(Given entries Opens)
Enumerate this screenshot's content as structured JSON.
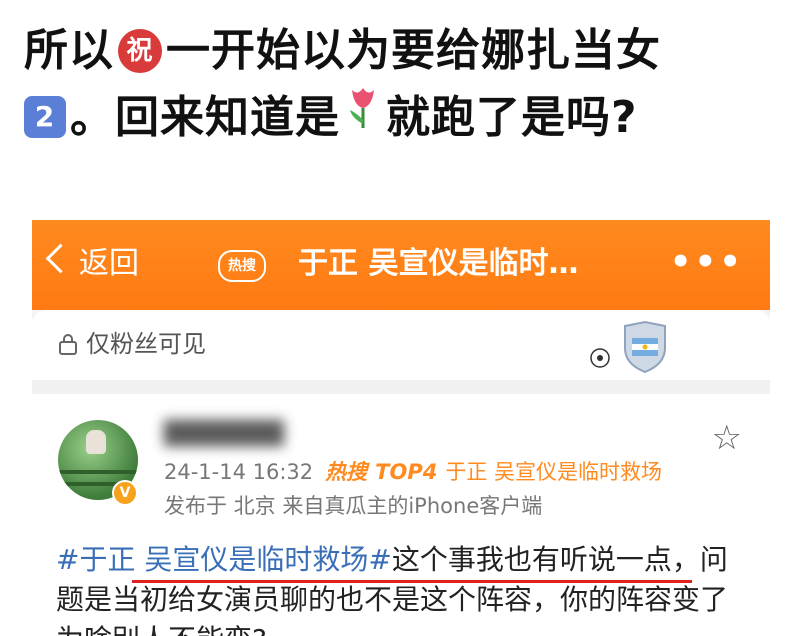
{
  "caption": {
    "part1": "所以",
    "emoji1": "祝",
    "part2": "一开始以为要给娜扎当女",
    "emoji2": "2",
    "part3": "。回来知道是",
    "part4": "就跑了是吗?"
  },
  "topbar": {
    "back_label": "返回",
    "hot_tag": "热搜",
    "title": "于正 吴宣仪是临时…",
    "more": "•••"
  },
  "card": {
    "visibility": "仅粉丝可见"
  },
  "post": {
    "username": "▇▇▇▇▇▇",
    "date": "24-1-14 16:32",
    "hot_label": "热搜",
    "rank": "TOP4",
    "topic": "于正 吴宣仪是临时救场",
    "source": "发布于 北京  来自真瓜主的iPhone客户端",
    "text_tag": "#于正 吴宣仪是临时救场#",
    "text_rest": "这个事我也有听说一点，问题是当初给女演员聊的也不是这个阵容，你的阵容变了为啥别人不能变?"
  },
  "colors": {
    "accent": "#ff8a1f",
    "link": "#3a6fb8",
    "underline": "#e02020"
  },
  "icons": {
    "back": "chevron-left-icon",
    "lock": "lock-icon",
    "star": "star-icon",
    "verified": "verified-badge-icon"
  }
}
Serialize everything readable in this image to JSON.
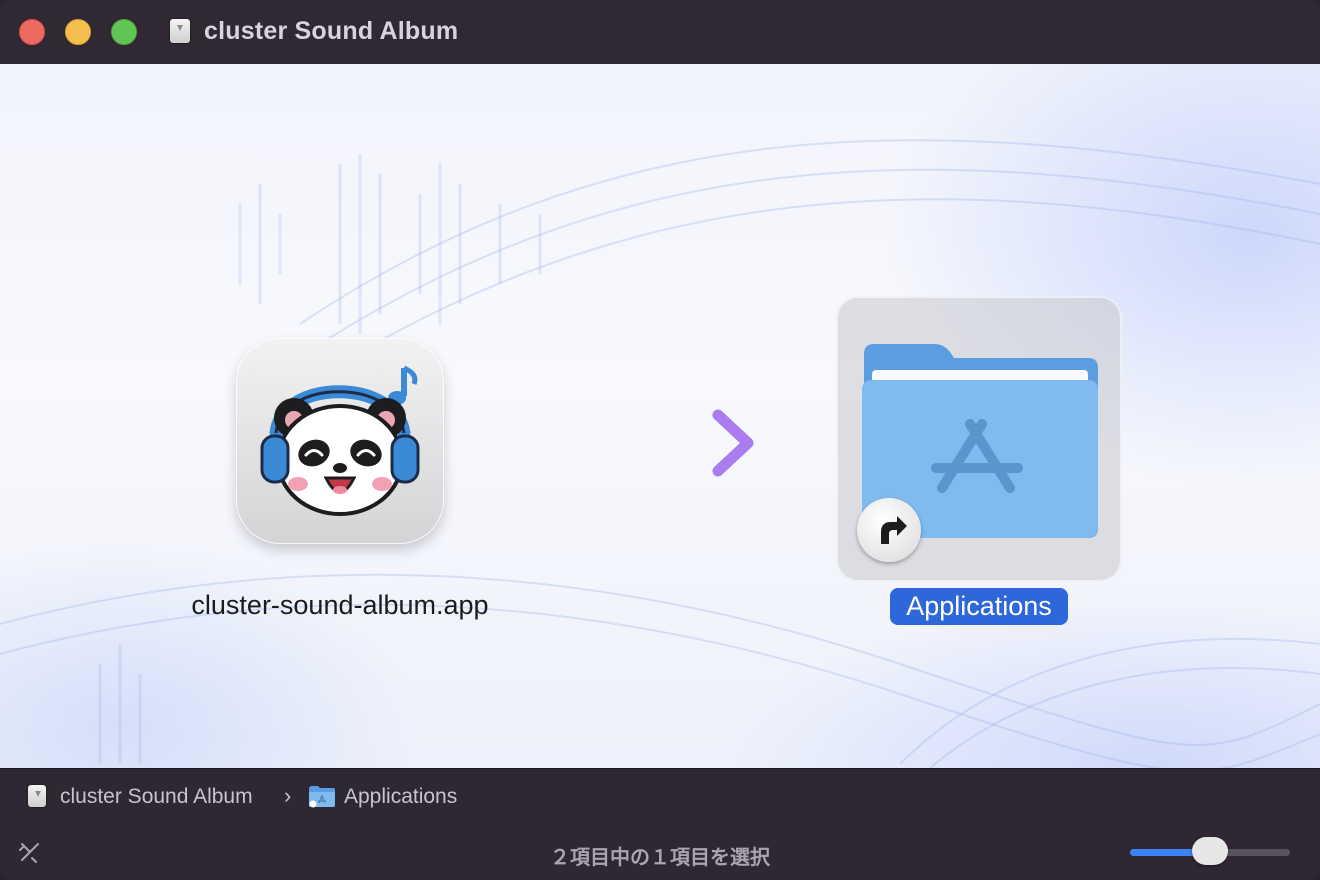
{
  "window": {
    "title": "cluster Sound Album",
    "title_icon": "disk-image-icon"
  },
  "content": {
    "app_item": {
      "label": "cluster-sound-album.app",
      "icon": "panda-headphones-app-icon"
    },
    "arrow": {
      "icon": "right-arrow-icon",
      "gradient": [
        "#7aa2f7",
        "#a97cf0"
      ]
    },
    "applications_item": {
      "label": "Applications",
      "icon": "applications-folder-icon",
      "badge": "alias-arrow-icon",
      "selected": true
    }
  },
  "path_bar": {
    "items": [
      {
        "label": "cluster Sound Album",
        "icon": "disk-image-icon"
      },
      {
        "label": "Applications",
        "icon": "applications-folder-icon"
      }
    ],
    "separator": "›"
  },
  "status_bar": {
    "text": "２項目中の１項目を選択",
    "icon_size_slider": 0.5
  },
  "colors": {
    "selection": "#2d67d9",
    "slider_fill": "#3b82f6",
    "close": "#ed6a5e",
    "minimize": "#f5bf4f",
    "maximize": "#61c554"
  }
}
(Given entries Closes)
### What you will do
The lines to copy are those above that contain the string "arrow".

### Result for this task
    "arrow": {
      "icon": "right-arrow-icon",
      "badge": "alias-arrow-icon",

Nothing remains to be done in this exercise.